In 1997, one year after I began tithing, I found a 3-bedroom, 2-bath home with a fireplace on two acres of land. When I went to the closing, the agent was astonished at how smoothly the deal went down. She called me to tell me that I had to bring $5.65 to the closing table. Guess what? I didn’t have that much in my checking account at that moment and almost had to borrow it from somebody!
In 1999, I sold that home and made enough profit to purchase the home I live in today. Did this happen just because I began to tithe? Maybe. I’ll never know for sure, but I won’t doubt it.
Like I said, I didn’t give a set percentage, I simply “began to give” and by doing so, God could begin to give in return. 10 to 100 fold? I don’t know. I don’t count my blessings. All I know is that God told me to “test him” in this.
Do you know that you cannot out-give God? Well I didn’t know this. I thought that if I gave until it hurt, I’d just go home hurting more from where I gave. But that never happened. Somehow, through some means, God had wonderful blessings waiting in the wings just for those occasion when I would really need him the most.
I’ve been fortunate to have kept the same job for ten years now. Creditors like that a lot. God saw to it that I was never passed up for a promotion I had sought. I began as an accounting clerk and have reached as high as I am interested in going in this company.
When I desired to attend Daily Mass, God graciously found a way for that to happen. It was as easy as asking my boss. Did God soften his heart? Who knows. He used to mess with Pharaoh’s heart while dealing with Moses in Exodus.
That old beat-up Ford is three vehicles ago now. Today I drive a newer and safer vehicle, one that I like very much. I don’t have a savings account, but somehow I’m able to buy clothes when I need them and have plenty of food in the refrigerator and pantry.
BUT more than all this material stuff that truly has no value in the Kingdom of God, I was given something that is priceless, something that will remain with me for all eternity: I have gained a new awareness of God in my life and his infinite love for me.
Was it — or more to the point, is it — scary to test him?
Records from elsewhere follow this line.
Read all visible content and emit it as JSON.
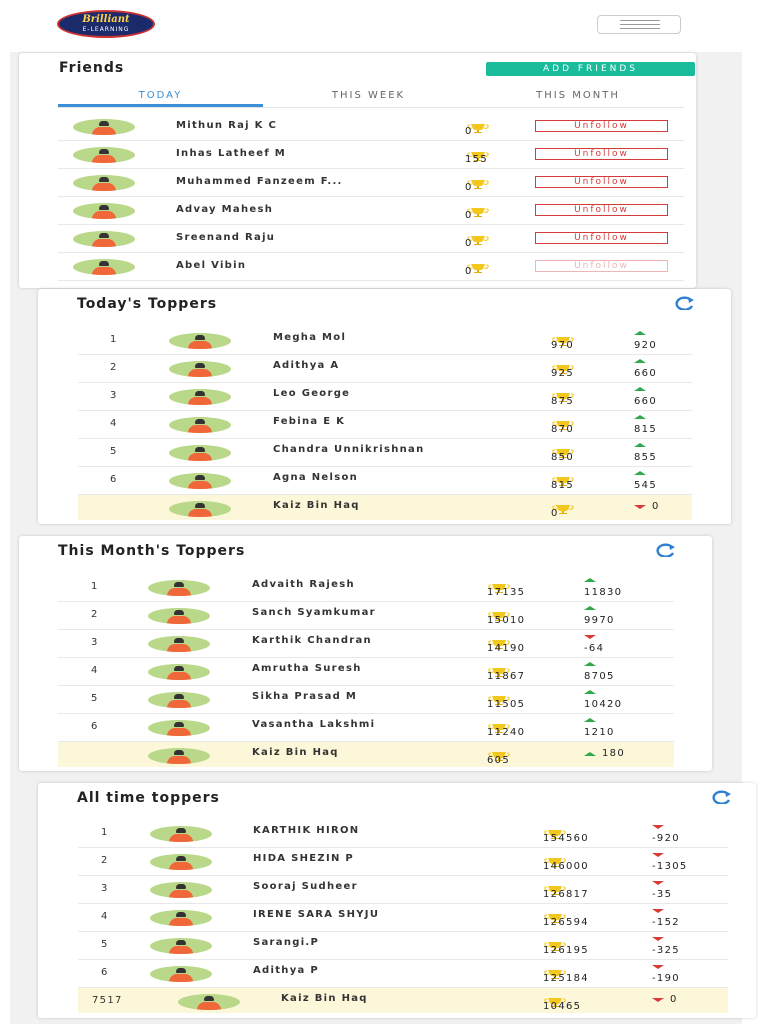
{
  "header": {
    "logo_brand": "Brilliant",
    "logo_sub": "E-LEARNING"
  },
  "friends": {
    "title": "Friends",
    "add_button": "ADD FRIENDS",
    "tabs": [
      {
        "label": "TODAY",
        "active": true
      },
      {
        "label": "THIS WEEK",
        "active": false
      },
      {
        "label": "THIS MONTH",
        "active": false
      }
    ],
    "unfollow_label": "Unfollow",
    "rows": [
      {
        "name": "Mithun Raj K C",
        "score": "0"
      },
      {
        "name": "Inhas Latheef M",
        "score": "155"
      },
      {
        "name": "Muhammed Fanzeem F...",
        "score": "0"
      },
      {
        "name": "Advay Mahesh",
        "score": "0"
      },
      {
        "name": "Sreenand Raju",
        "score": "0"
      },
      {
        "name": "Abel Vibin",
        "score": "0"
      }
    ]
  },
  "today": {
    "title": "Today's Toppers",
    "rows": [
      {
        "rank": "1",
        "name": "Megha Mol",
        "score": "970",
        "change": "920",
        "trend": "up"
      },
      {
        "rank": "2",
        "name": "Adithya A",
        "score": "925",
        "change": "660",
        "trend": "up"
      },
      {
        "rank": "3",
        "name": "Leo George",
        "score": "875",
        "change": "660",
        "trend": "up"
      },
      {
        "rank": "4",
        "name": "Febina E K",
        "score": "870",
        "change": "815",
        "trend": "up"
      },
      {
        "rank": "5",
        "name": "Chandra Unnikrishnan",
        "score": "850",
        "change": "855",
        "trend": "up"
      },
      {
        "rank": "6",
        "name": "Agna Nelson",
        "score": "815",
        "change": "545",
        "trend": "up"
      }
    ],
    "me": {
      "rank": "",
      "name": "Kaiz Bin Haq",
      "score": "0",
      "change": "0",
      "trend": "down"
    }
  },
  "month": {
    "title": "This Month's Toppers",
    "rows": [
      {
        "rank": "1",
        "name": "Advaith Rajesh",
        "score": "17135",
        "change": "11830",
        "trend": "up"
      },
      {
        "rank": "2",
        "name": "Sanch Syamkumar",
        "score": "15010",
        "change": "9970",
        "trend": "up"
      },
      {
        "rank": "3",
        "name": "Karthik Chandran",
        "score": "14190",
        "change": "-64",
        "trend": "down"
      },
      {
        "rank": "4",
        "name": "Amrutha Suresh",
        "score": "11867",
        "change": "8705",
        "trend": "up"
      },
      {
        "rank": "5",
        "name": "Sikha Prasad M",
        "score": "11505",
        "change": "10420",
        "trend": "up"
      },
      {
        "rank": "6",
        "name": "Vasantha Lakshmi",
        "score": "11240",
        "change": "1210",
        "trend": "up"
      }
    ],
    "me": {
      "rank": "",
      "name": "Kaiz Bin Haq",
      "score": "605",
      "change": "180",
      "trend": "up"
    }
  },
  "alltime": {
    "title": "All time toppers",
    "rows": [
      {
        "rank": "1",
        "name": "KARTHIK HIRON",
        "score": "154560",
        "change": "-920",
        "trend": "down"
      },
      {
        "rank": "2",
        "name": "HIDA SHEZIN P",
        "score": "146000",
        "change": "-1305",
        "trend": "down"
      },
      {
        "rank": "3",
        "name": "Sooraj Sudheer",
        "score": "126817",
        "change": "-35",
        "trend": "down"
      },
      {
        "rank": "4",
        "name": "IRENE SARA SHYJU",
        "score": "126594",
        "change": "-152",
        "trend": "down"
      },
      {
        "rank": "5",
        "name": "Sarangi.P",
        "score": "126195",
        "change": "-325",
        "trend": "down"
      },
      {
        "rank": "6",
        "name": "Adithya P",
        "score": "125184",
        "change": "-190",
        "trend": "down"
      }
    ],
    "me": {
      "rank": "7517",
      "name": "Kaiz Bin Haq",
      "score": "10465",
      "change": "0",
      "trend": "down"
    }
  },
  "colors": {
    "accent": "#1abc9c",
    "tab_active": "#3a8fd6",
    "unfollow": "#d43c3c",
    "trend_up": "#2ea84b",
    "trend_down": "#d83a3a",
    "highlight_row": "#fdf7d9"
  }
}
You betchya! Even today, as I write a check equal to 10% of my gross wages, I still pray this exact same prayer: “Dear Lord. Help me to find a way.”
I’m still a struggling, single mom with a child at home relying on me. I was ordered by my company to go to school and get a degree, not for promotional opportunities, but just so I can keep this job. It’s hard work. It’s dog tiring sometimes and I want to lay down and quit it all. But, God is good and is taking good care of us. He has been faithful in keeping up his end of the bargain by opening the floodgates of heaven and pouring out so much blessing upon us that we are not able to contain it!
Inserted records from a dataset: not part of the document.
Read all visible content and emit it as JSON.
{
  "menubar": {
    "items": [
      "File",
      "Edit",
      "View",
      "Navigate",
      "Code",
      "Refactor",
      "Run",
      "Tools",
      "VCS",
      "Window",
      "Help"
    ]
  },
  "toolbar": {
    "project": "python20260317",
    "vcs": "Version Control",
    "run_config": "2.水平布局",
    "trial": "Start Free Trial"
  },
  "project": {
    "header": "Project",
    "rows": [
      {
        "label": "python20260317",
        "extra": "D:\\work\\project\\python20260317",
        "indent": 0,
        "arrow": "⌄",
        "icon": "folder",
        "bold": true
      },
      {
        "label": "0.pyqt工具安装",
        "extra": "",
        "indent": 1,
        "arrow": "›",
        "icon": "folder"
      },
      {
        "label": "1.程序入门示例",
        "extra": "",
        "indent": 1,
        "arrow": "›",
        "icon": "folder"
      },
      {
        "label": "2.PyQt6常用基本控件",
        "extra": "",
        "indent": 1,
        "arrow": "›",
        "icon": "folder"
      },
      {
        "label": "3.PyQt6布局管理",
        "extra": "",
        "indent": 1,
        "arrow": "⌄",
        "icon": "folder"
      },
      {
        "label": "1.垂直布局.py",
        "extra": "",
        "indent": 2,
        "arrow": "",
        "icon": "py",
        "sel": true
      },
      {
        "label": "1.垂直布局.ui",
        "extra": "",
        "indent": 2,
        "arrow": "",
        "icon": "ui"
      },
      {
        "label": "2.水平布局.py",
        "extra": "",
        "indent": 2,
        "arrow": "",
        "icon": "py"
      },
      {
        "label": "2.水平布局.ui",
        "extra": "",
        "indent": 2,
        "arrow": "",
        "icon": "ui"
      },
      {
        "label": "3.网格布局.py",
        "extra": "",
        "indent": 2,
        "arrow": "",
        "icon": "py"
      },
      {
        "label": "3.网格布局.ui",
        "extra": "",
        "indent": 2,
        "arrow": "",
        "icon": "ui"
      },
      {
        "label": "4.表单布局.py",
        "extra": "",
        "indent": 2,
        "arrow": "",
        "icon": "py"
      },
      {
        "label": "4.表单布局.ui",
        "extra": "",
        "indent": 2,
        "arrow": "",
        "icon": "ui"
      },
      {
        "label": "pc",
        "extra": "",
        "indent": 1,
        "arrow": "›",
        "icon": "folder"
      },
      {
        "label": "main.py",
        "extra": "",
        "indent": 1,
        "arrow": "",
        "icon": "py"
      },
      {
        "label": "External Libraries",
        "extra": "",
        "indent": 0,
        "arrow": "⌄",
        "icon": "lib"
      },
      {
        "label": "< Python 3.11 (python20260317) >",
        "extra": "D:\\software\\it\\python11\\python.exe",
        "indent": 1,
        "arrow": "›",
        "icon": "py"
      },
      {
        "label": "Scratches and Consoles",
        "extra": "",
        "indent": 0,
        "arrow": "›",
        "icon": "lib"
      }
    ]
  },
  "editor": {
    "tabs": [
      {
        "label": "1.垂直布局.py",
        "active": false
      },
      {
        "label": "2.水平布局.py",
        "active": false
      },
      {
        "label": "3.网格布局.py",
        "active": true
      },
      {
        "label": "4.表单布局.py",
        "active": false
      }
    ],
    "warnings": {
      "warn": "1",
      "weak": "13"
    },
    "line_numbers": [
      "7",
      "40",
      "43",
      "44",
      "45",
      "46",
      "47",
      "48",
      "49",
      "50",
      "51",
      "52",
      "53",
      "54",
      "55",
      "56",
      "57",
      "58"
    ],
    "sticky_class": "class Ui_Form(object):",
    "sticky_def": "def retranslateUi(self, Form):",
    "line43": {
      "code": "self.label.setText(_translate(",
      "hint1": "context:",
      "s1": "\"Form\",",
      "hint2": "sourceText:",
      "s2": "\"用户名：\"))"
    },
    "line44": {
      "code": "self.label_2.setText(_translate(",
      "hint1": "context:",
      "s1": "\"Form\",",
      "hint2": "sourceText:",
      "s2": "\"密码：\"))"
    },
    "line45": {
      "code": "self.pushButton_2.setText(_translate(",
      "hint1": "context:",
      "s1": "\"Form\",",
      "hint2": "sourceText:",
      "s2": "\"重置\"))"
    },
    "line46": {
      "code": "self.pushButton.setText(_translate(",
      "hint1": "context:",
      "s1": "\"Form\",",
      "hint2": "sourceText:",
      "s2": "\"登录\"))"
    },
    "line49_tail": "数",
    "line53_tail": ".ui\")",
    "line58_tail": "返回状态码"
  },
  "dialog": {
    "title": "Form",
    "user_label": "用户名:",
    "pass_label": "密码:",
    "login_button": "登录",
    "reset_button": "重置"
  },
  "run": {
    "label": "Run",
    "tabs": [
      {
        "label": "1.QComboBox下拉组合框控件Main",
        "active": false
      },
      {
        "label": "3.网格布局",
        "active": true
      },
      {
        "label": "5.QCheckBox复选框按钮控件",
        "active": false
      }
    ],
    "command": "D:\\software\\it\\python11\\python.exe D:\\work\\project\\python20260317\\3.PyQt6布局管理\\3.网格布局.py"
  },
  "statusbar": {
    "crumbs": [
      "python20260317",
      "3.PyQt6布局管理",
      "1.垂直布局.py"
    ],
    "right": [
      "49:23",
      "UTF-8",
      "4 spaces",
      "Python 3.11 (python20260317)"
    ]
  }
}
By testing God with my finances, and by him doing his part in not letting me down, together we have built the foundation I needed in order to trust him. When God said to me that day, “Nancy, test me in this. I won’t let you down”, he meant it! He has not let me down. God is such a gentlemen. He has never made me look like a fool for loving him this way and he won’t make YOU look like a fool either.
His blessings in my life are far more than what I have shared with you this morning. But if you really want to hear about them, see me after Mass. I love bragging about God and all that he has done for me and all that he would love to do for you.
God Bless You.
© 2003 by Nancy (Gardner) Viola
Please share this with others by using the social sharing icons at the bottom of this page. Or request a printable copy that's licensed for distribution here, unless it is indicated above that it is already available from Catholic Digital Resources.